In Australia, parent fees at daycares have risen 123 per cent while household income has only increased by 62 per cent, according to an Australian task force report.

To help compensate for those rising fees, government spending on child care subsides have skyrocketed.

Australian news reports say about 40 per cent of ABC’s revenue comes from government subsidies.

At the same time, some observers say quality child care has fallen.

A 2006 report by the Australian Institute, a national think tank, reported that 18 per cent of the 77 ABC workers surveyed said they wouldn’t send their children to the centre where they worked because of quality concerns including food, cleanliness, equipment and staff. That compares to 4 per cent of workers in community-based, non-profit operations.

The study also predicted that ABC would expand into Canada and Asia.

“Plans to introduce a comparable government subsidy scheme for child car in Canada make it the more likely destination,” the report says.

Lynne Wannan, convenor of Australia’s National Association of Community Based Services, toured Canada in 2005 warning Canadians against adopting an ABC- style approach to child care.

“Plastic grass, distant management, little parental input and millions of taxpayers’ dollars that could have led to real improvements in the quality of child care going into shareholder pockets,” is what Canadians can expect from big-box corporate ownership, Wannan says.

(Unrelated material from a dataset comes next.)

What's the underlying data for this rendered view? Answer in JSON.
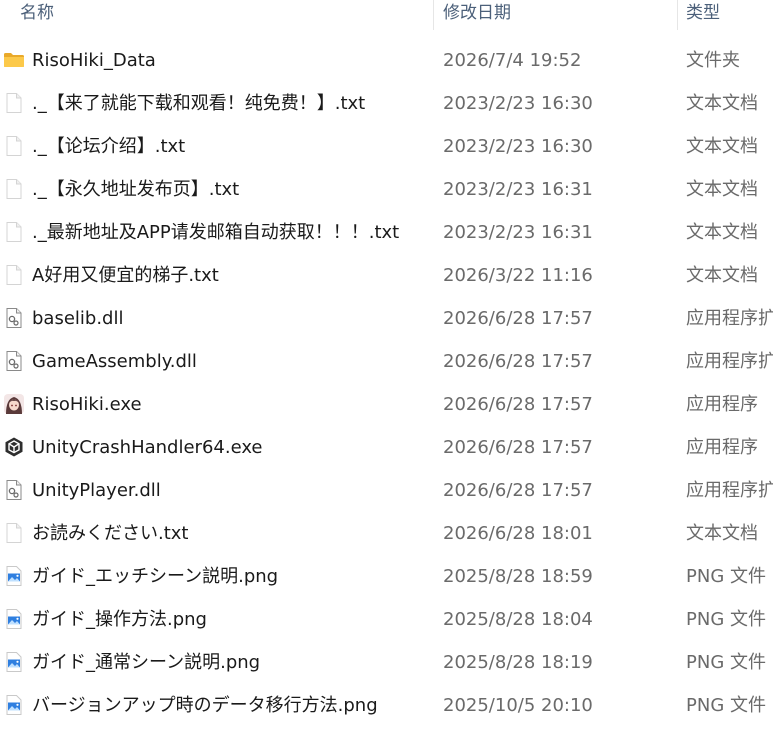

The Groves daycare empire has grown with remarkable speed in the past few years.

Recent purchasing raids into the U.S. and U.K. have made Groves’s kiddie care empire the largest in the world with some 2,400 daycares in its stable and a ticker tape value of more than $2.5 billion.

Corporate records show three ABC-related companies – ABC Acquisitions, 123 Global and 123 Busy Beavers – share a director named Donald Jones.

ABC Acquisitions and 123 Global, two companies that scout out international growth opportunities for ABC, share the same Brisbane address where Groves’s ABC Learning Centres was also headquartered until recently.

A report by Citigroup analysts last year reported a close corporate lineage between Groves’s ABC Learning and Jones’s ABC Acquisitions.

It says the acquisitions arm finds daycares appropriate for international expansion and then sells the properties to ABC.

“We believe the purpose of the ‘arm’s length’ arrangement is to enable the (daycare) licence to be categorized as an asset in (ABC’s) balance sheet,” the report concludes. “Once a decision is made to proceed on a centre, (ABC) are committed to acquiring the centre.”

The report also says ABC’s development team is looking to expand into Canada. …

In August, Groves and several other ABC executives incorporated a company called ABC Canadian Holdings in Brisbane, which lists ABC Learning Centres as the sole shareholder.

A Groves spokesperson said ABC Canadian Holdings “is a dormant company with no assets and no trading.”